According to the United Nations, the current population size of 100 million in the Sahel region is expected to increase six-fold to 600 million by 2100. The high levels of population growth will increase the pressure on already limited public resources, the environment and the fragile economies of the region. Poverty and food security is expected to worsen with increasing population size putting countries in the region at risk of social and political instability.
The status of women in the region has remained poor, with very little progress evident on gender indicators over the years. The Sahel region is characterized by practices such as early marriage and childbearing, low levels of education among women, high levels of desired fertility, and weak health services which result in poor access to family planning and reproductive health care. This has had a deleterious impact on women’s health. Some of the highest rates of maternal mortality in the world are observed in the Sahel region, for example in countries including Niger (590 per 100,000), Nigeria (630), Chad (1,100) and Sudan (730). Harmful traditional practices such as female genital mutilation, child marriage and polygamy are prevalent and legal restrictions on abortion increase women’s risk of maternal death.
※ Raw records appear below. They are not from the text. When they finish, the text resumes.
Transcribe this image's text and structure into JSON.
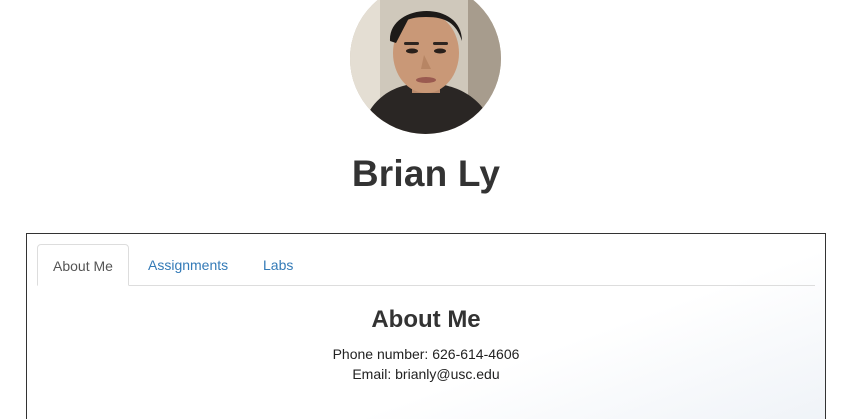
{
  "profile": {
    "name": "Brian Ly"
  },
  "tabs": [
    {
      "label": "About Me",
      "active": true
    },
    {
      "label": "Assignments",
      "active": false
    },
    {
      "label": "Labs",
      "active": false
    }
  ],
  "about": {
    "heading": "About Me",
    "phone_label": "Phone number:",
    "phone_value": "626-614-4606",
    "email_label": "Email:",
    "email_value": "brianly@usc.edu"
  },
  "colors": {
    "link": "#337ab7",
    "text": "#333333",
    "tab_border": "#dddddd"
  }
}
Any international or national commitments to spur economic growth in the Sahel region will remain unfulfilled unless reducing population growth and improving women’s status is made an urgent priority. The region is at a critical juncture where corrective policy measures can change the course of history. With appropriate investments in human capital, the latent potential of the population can be reaped in the coming decades.
The demographic dividend refers to the window of opportunity that opens up when the largest proportion of the population is in the working age group and the proportion of dependents (children and elderly) is smaller. The phenomenon reduces the dependency ratio and ushers in economic growth as witnessed in other regions such as East Asia. The demographic dividend can become a reality in the Sahel region if appropriate policies are put in place and necessary actions taken. The key factors that usher the demographic dividend are fertility reduction, women’s empowerment through health and education and investments in human capital to equip the workforce with necessary skills and opportunities for accelerating economic growth.
The upcoming African Development Bank Group’s “Human Capital Development Strategy” places emphasis on improving skills for competitiveness and jobs. By strengthening skills of the emerging workforce and improving employability of graduates, these investments are expected to fuel the growing economies of the region.
Further, the efficiency and inclusiveness of service delivery will be improved through programs such as value for money, accountability and voice in service delivery. These are expected to deliver better and more equitable services and contribute to stable and inclusive societies.
The strategy also emphasizes building financial and social systems to ensure inclusion and social cohesion. Strategies for women’s empowerment will be integrated into human capital development programs to increase women’s participation in the workforce and improve their productive contribution to the economies of the region.